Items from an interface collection
>>
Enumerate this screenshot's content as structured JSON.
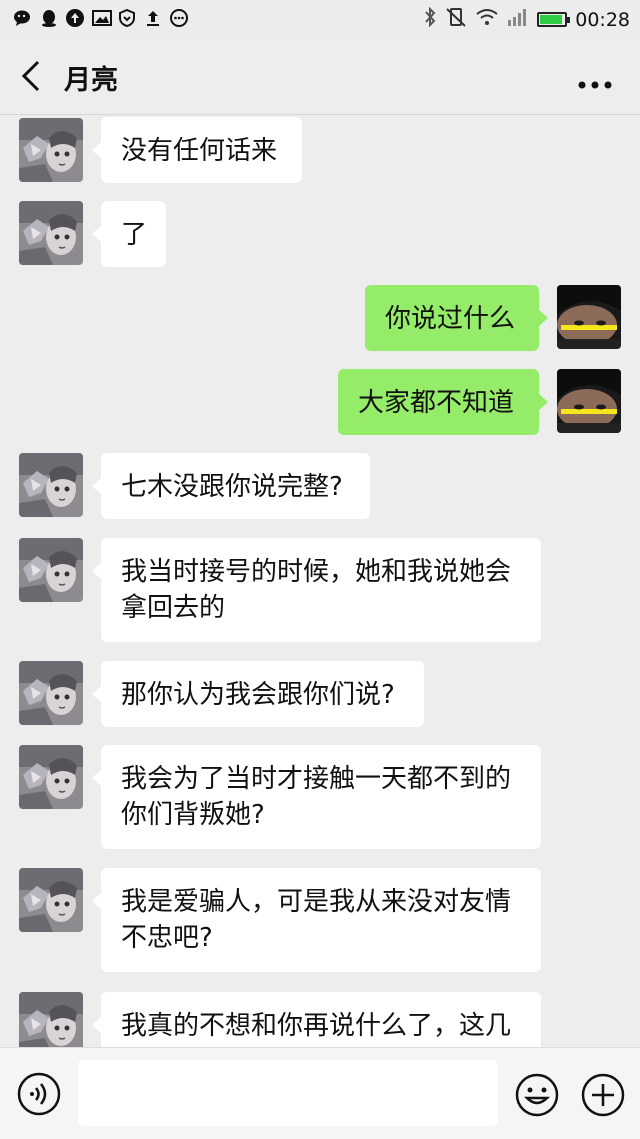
{
  "status_bar": {
    "time": "00:28",
    "battery_level": 0.9,
    "left_icons": [
      "wechat-icon",
      "qq-icon",
      "upload-circle-icon",
      "gallery-icon",
      "shield-icon",
      "upload-icon",
      "messages-icon"
    ],
    "right_icons": [
      "bluetooth-icon",
      "vibrate-off-icon",
      "wifi-icon",
      "signal-icon",
      "battery-icon"
    ]
  },
  "header": {
    "title": "月亮",
    "back_icon": "chevron-left-icon",
    "more_icon": "more-dots-icon"
  },
  "messages": [
    {
      "side": "left",
      "text": "没有任何话来"
    },
    {
      "side": "left",
      "text": "了"
    },
    {
      "side": "right",
      "text": "你说过什么"
    },
    {
      "side": "right",
      "text": "大家都不知道"
    },
    {
      "side": "left",
      "text": "七木没跟你说完整?"
    },
    {
      "side": "left",
      "line1": "我当时接号的时候，她和我说她会",
      "line2": "拿回去的"
    },
    {
      "side": "left",
      "text": "那你认为我会跟你们说?"
    },
    {
      "side": "left",
      "line1": "我会为了当时才接触一天都不到的",
      "line2": "你们背叛她?"
    },
    {
      "side": "left",
      "line1": "我是爱骗人，可是我从来没对友情",
      "line2": "不忠吧?"
    },
    {
      "side": "left",
      "line1": "我真的不想和你再说什么了，这几"
    }
  ],
  "input_bar": {
    "voice_icon": "voice-icon",
    "emoji_icon": "emoji-icon",
    "plus_icon": "plus-icon",
    "placeholder": ""
  },
  "colors": {
    "background": "#ededed",
    "sent_bubble": "#95ec69",
    "received_bubble": "#ffffff"
  }
}
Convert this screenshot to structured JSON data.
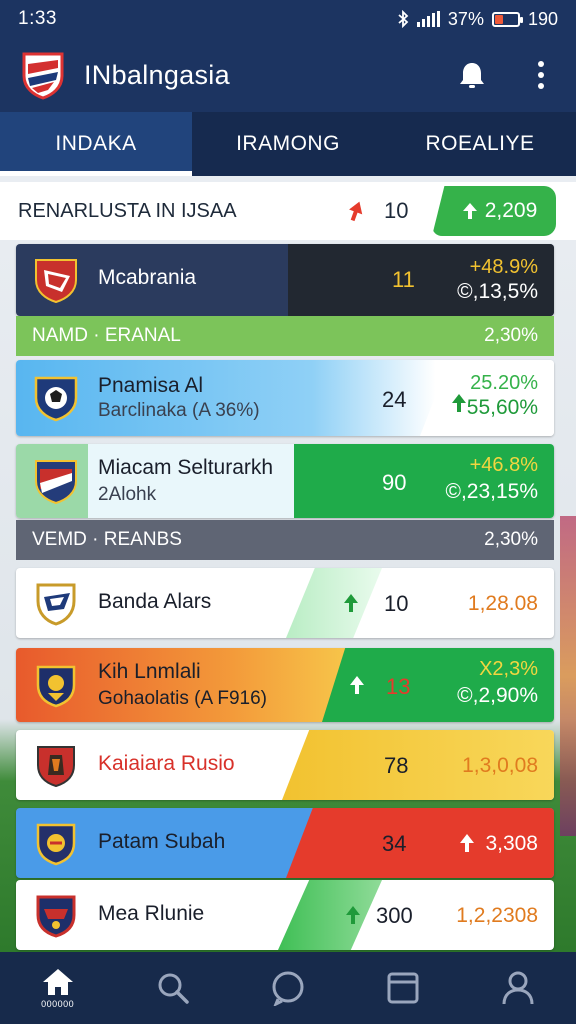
{
  "status": {
    "time": "1:33",
    "battery_text": "37%",
    "extra": "190"
  },
  "app": {
    "title": "INbalngasia"
  },
  "tabs": [
    {
      "label": "INDAKA",
      "active": true
    },
    {
      "label": "IRAMONG",
      "active": false
    },
    {
      "label": "ROEALIYE",
      "active": false
    }
  ],
  "header": {
    "title": "RENARLUSTA IN IJSAA",
    "count": "10",
    "pill": "2,209"
  },
  "cards": [
    {
      "name": "Mcabrania",
      "sub": "",
      "num": "11",
      "right_top": "+48.9%",
      "right_bot": "©,13,5%"
    },
    {
      "name": "Pnamisa Al",
      "sub": "Barclinaka (A 36%)",
      "num": "24",
      "right_top": "25.20%",
      "right_bot": "55,60%"
    },
    {
      "name": "Miacam Selturarkh",
      "sub": "2Alohk",
      "num": "90",
      "right_top": "+46.8%",
      "right_bot": "©,23,15%"
    },
    {
      "name": "Banda Alars",
      "sub": "",
      "num": "10",
      "right_mid": "1,28.08"
    },
    {
      "name": "Kih Lnmlali",
      "sub": "Gohaolatis (A F916)",
      "num": "13",
      "right_top": "X2,3%",
      "right_bot": "©,2,90%"
    },
    {
      "name": "Kaiaiara Rusio",
      "sub": "",
      "num": "78",
      "right_mid": "1,3,0,08"
    },
    {
      "name": "Patam Subah",
      "sub": "",
      "num": "34",
      "right_mid": "3,308"
    },
    {
      "name": "Mea Rlunie",
      "sub": "",
      "num": "300",
      "right_mid": "1,2,2308"
    }
  ],
  "sections": [
    {
      "label": "NAMD · ERANAL",
      "value": "2,30%"
    },
    {
      "label": "VEMD · REANBS",
      "value": "2,30%"
    }
  ],
  "nav": {
    "home_label": "000000"
  },
  "colors": {
    "primary": "#1c3461",
    "accent_green": "#35b24a",
    "accent_red": "#e53b2c",
    "accent_yellow": "#f2c230",
    "orange": "#e07b1f"
  }
}
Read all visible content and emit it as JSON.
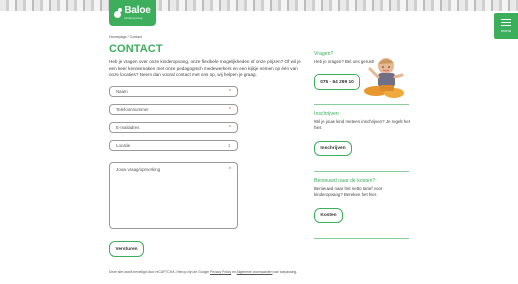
{
  "brand": {
    "name": "Baloe",
    "tagline": "kinderopvang",
    "primary_color": "#3cae5c"
  },
  "menu": {
    "label": "menu"
  },
  "breadcrumb": {
    "home": "Homepage",
    "separator": "/",
    "current": "Contact"
  },
  "page": {
    "title": "CONTACT",
    "intro": "Heb je vragen over onze kinderopvang, onze flexibele mogelijkheden of onze prijzen? Of wil je een keer kennismaken met onze pedagogisch medewerkers en een kijkje nemen op één van onze locaties? Neem dan vooral contact met ons op, wij helpen je graag."
  },
  "form": {
    "name_placeholder": "Naam",
    "phone_placeholder": "Telefoonnummer",
    "email_placeholder": "E-mailadres",
    "location_value": "Locatie",
    "message_placeholder": "Jouw vraag/opmerking",
    "required_marker": "*",
    "submit_label": "Versturen"
  },
  "recaptcha": {
    "text_before": "Deze site wordt beveiligd door reCAPTCHA. Hierop zijn de Google",
    "privacy_link": "Privacy Policy",
    "text_middle": "en",
    "terms_link": "Algemene voorwaarden",
    "text_after": "van toepassing."
  },
  "sidebar": {
    "questions": {
      "heading": "Vragen?",
      "text": "Heb je vragen? Bel ons gerust!",
      "phone": "075 - 64 299 10"
    },
    "enroll": {
      "heading": "Inschrijven",
      "text": "Wil je jouw kind meteen inschrijven? Je regelt het hier.",
      "button": "Inschrijven"
    },
    "costs": {
      "heading": "Benieuwd naar de kosten?",
      "text": "Benieuwd naar het netto tarief voor kinderopvang? Bereken het hier.",
      "button": "Kosten"
    }
  }
}
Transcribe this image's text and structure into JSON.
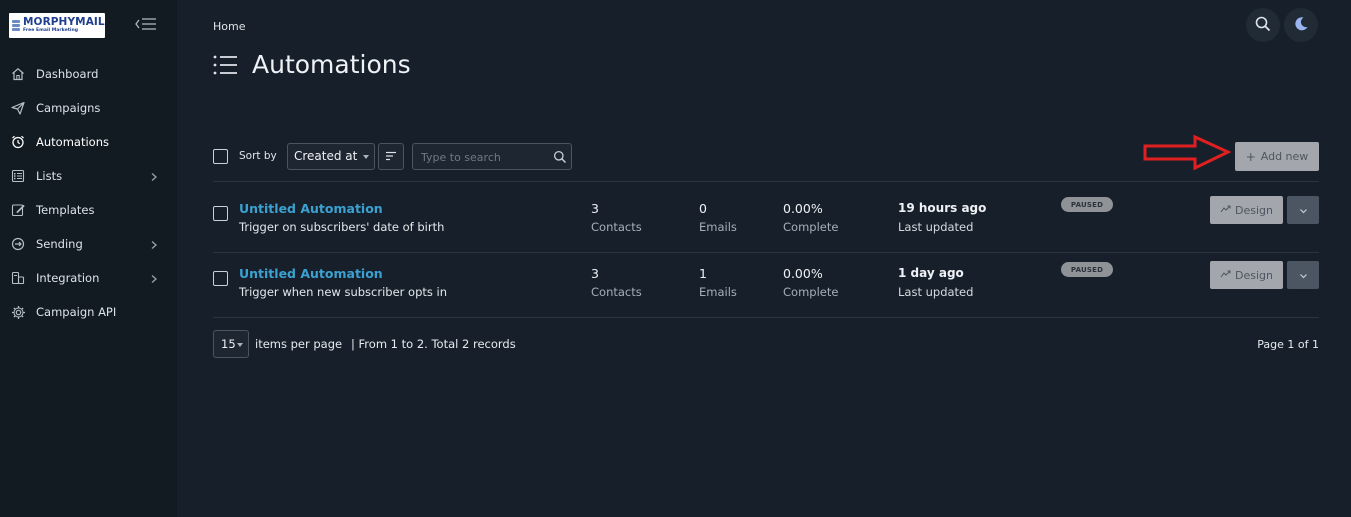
{
  "brand": {
    "title": "MORPHYMAIL",
    "subtitle": "Free Email Marketing"
  },
  "sidebar": {
    "items": [
      {
        "label": "Dashboard",
        "icon": "home-icon",
        "has_submenu": false
      },
      {
        "label": "Campaigns",
        "icon": "paper-plane-icon",
        "has_submenu": false
      },
      {
        "label": "Automations",
        "icon": "alarm-clock-icon",
        "has_submenu": false,
        "active": true
      },
      {
        "label": "Lists",
        "icon": "list-icon",
        "has_submenu": true
      },
      {
        "label": "Templates",
        "icon": "edit-icon",
        "has_submenu": false
      },
      {
        "label": "Sending",
        "icon": "sending-icon",
        "has_submenu": true
      },
      {
        "label": "Integration",
        "icon": "integration-icon",
        "has_submenu": true
      },
      {
        "label": "Campaign API",
        "icon": "gear-icon",
        "has_submenu": false
      }
    ]
  },
  "header": {
    "breadcrumb": "Home",
    "title": "Automations"
  },
  "toolbar": {
    "sort_by_label": "Sort by",
    "sort_value": "Created at",
    "search_placeholder": "Type to search",
    "add_new_label": "Add new"
  },
  "automations": [
    {
      "name": "Untitled Automation",
      "trigger": "Trigger on subscribers' date of birth",
      "contacts": "3",
      "contacts_label": "Contacts",
      "emails": "0",
      "emails_label": "Emails",
      "complete": "0.00%",
      "complete_label": "Complete",
      "updated": "19 hours ago",
      "updated_label": "Last updated",
      "status": "PAUSED",
      "design_label": "Design"
    },
    {
      "name": "Untitled Automation",
      "trigger": "Trigger when new subscriber opts in",
      "contacts": "3",
      "contacts_label": "Contacts",
      "emails": "1",
      "emails_label": "Emails",
      "complete": "0.00%",
      "complete_label": "Complete",
      "updated": "1 day ago",
      "updated_label": "Last updated",
      "status": "PAUSED",
      "design_label": "Design"
    }
  ],
  "pagination": {
    "per_page": "15",
    "per_page_label": "items per page",
    "records_text": "| From 1 to 2. Total 2 records",
    "page_text": "Page 1 of 1"
  },
  "colors": {
    "background": "#17202a",
    "sidebar": "#121a22",
    "link": "#3aa1d1",
    "annotation_arrow": "#e02020",
    "button": "#a3a7ad"
  }
}
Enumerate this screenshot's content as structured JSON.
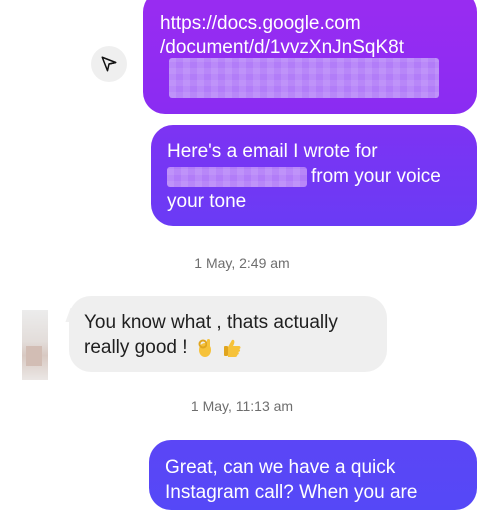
{
  "conversation": {
    "messages": [
      {
        "direction": "outgoing",
        "lines": [
          "https://docs.google.com",
          "/document/d/1vvzXnJnSqK8t"
        ],
        "redacted": true
      },
      {
        "direction": "outgoing",
        "line1": "Here's a email I wrote for",
        "line2_after_redaction": "from your voice",
        "line3": "your tone"
      },
      {
        "direction": "incoming",
        "line1": "You know what , thats actually",
        "line2": "really good !",
        "emojis": [
          "ok-hand-emoji",
          "thumbs-up-emoji"
        ]
      },
      {
        "direction": "outgoing",
        "line1": "Great, can we have a quick",
        "line2_partial": "Instagram call? When you are"
      }
    ],
    "timestamps": [
      "1 May, 2:49 am",
      "1 May, 11:13 am"
    ]
  },
  "icons": {
    "share": "send-icon"
  },
  "colors": {
    "bubble_out_top": "#9a2cf1",
    "bubble_out_mid": "#7433f4",
    "bubble_out_bottom": "#5548f7",
    "bubble_in": "#efefef",
    "timestamp": "#6e6e6e"
  }
}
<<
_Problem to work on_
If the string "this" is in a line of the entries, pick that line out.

_Output_
Enumerate this screenshot's content as structured JSON.
Convert this screenshot to structured JSON data.
Transcribe this image's text and structure into JSON.
Enumerate this screenshot's content as structured JSON.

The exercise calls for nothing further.